Task statement —
Scan the records below. Copy every line in which the word "Theories" appears.

[Opening Record extracts section]

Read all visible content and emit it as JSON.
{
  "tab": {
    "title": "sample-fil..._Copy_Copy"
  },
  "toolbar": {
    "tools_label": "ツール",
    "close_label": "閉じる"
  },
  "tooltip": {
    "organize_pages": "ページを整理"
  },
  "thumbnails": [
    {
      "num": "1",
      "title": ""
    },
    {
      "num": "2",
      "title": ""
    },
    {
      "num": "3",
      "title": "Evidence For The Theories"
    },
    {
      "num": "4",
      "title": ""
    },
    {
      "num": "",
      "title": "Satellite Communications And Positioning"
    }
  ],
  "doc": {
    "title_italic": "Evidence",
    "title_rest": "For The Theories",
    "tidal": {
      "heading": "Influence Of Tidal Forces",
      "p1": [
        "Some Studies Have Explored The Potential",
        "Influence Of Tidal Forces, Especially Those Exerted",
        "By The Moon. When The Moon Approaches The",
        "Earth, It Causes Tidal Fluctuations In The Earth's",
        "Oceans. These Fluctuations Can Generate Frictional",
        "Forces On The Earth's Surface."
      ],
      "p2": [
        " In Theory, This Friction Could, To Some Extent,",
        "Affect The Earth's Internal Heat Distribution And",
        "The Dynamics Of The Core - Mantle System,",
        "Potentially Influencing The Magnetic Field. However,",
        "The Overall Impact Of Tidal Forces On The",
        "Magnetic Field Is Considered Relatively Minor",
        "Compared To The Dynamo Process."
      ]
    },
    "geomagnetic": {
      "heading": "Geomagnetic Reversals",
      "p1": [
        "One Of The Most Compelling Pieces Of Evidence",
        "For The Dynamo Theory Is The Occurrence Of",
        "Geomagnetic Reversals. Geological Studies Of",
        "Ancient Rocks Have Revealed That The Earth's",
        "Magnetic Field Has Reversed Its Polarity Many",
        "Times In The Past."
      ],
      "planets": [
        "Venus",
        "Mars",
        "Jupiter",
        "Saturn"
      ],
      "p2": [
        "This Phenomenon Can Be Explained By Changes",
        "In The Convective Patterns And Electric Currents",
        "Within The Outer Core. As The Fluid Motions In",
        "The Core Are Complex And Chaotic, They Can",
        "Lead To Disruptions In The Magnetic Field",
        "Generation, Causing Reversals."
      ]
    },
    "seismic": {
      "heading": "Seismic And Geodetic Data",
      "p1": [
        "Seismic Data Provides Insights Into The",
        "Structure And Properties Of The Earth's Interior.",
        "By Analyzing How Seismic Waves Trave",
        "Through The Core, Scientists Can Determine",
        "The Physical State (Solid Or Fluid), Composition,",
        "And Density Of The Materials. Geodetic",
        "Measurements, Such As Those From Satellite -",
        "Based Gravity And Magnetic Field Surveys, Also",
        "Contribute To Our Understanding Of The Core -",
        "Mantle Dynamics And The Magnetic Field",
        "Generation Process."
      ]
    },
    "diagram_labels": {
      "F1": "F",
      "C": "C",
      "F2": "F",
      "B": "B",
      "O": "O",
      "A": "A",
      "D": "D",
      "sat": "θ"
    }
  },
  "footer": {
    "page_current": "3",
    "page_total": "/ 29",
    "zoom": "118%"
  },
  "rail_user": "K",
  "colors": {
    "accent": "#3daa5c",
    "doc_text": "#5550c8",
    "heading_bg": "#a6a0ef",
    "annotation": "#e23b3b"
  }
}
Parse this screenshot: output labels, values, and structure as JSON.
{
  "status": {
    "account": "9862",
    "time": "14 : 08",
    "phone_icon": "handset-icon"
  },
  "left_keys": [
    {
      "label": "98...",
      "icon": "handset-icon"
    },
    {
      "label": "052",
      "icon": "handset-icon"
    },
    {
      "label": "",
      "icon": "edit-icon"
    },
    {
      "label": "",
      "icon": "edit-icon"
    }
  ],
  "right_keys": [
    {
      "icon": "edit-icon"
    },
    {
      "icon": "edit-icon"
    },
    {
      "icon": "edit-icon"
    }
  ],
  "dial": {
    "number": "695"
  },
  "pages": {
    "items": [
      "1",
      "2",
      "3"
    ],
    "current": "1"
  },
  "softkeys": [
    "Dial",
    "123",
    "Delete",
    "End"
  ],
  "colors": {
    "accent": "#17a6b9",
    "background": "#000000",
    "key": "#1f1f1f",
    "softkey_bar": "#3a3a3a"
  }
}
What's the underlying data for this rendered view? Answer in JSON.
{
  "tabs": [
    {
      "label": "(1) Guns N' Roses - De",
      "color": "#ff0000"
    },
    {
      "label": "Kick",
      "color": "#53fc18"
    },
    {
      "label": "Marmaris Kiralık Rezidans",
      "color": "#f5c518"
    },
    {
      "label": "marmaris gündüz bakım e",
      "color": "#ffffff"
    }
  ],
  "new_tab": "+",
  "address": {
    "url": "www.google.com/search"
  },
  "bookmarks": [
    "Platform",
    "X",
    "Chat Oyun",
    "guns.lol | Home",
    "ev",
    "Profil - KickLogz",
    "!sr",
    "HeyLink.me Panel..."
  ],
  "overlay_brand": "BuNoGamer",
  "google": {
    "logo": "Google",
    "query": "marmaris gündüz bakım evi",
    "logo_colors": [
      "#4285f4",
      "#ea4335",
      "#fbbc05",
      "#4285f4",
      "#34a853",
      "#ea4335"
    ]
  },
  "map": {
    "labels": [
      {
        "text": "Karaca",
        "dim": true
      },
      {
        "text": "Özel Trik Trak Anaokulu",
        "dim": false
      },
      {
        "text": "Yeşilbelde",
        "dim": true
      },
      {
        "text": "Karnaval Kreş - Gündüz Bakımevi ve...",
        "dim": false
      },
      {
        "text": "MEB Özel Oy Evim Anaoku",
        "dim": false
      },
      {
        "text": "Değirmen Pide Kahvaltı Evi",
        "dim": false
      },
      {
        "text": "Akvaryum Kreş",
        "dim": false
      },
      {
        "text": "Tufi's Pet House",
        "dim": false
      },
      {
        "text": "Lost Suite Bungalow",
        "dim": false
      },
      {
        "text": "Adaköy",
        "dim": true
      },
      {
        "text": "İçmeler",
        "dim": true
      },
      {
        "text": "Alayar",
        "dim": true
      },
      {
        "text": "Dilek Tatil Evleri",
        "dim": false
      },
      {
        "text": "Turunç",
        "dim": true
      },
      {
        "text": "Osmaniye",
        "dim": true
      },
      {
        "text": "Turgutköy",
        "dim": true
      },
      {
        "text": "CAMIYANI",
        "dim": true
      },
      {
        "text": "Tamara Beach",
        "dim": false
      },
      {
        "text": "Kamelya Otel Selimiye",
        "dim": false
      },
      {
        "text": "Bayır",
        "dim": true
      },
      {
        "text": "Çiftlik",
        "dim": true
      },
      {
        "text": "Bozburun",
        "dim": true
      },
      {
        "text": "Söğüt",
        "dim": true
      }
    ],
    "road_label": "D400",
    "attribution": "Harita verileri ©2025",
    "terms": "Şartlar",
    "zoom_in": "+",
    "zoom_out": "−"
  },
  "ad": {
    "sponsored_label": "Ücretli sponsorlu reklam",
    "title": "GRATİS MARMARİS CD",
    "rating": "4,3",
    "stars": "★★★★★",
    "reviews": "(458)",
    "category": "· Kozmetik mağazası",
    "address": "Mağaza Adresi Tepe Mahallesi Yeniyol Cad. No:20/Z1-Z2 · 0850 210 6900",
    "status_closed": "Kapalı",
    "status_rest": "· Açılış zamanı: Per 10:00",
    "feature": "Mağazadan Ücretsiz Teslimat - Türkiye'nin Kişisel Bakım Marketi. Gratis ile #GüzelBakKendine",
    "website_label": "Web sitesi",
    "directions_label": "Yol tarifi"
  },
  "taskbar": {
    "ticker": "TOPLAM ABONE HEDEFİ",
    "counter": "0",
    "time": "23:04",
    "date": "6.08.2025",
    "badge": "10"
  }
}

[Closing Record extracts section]

Response box —
      "title": "Evidence For The Theories"
    "title_rest": "For The Theories",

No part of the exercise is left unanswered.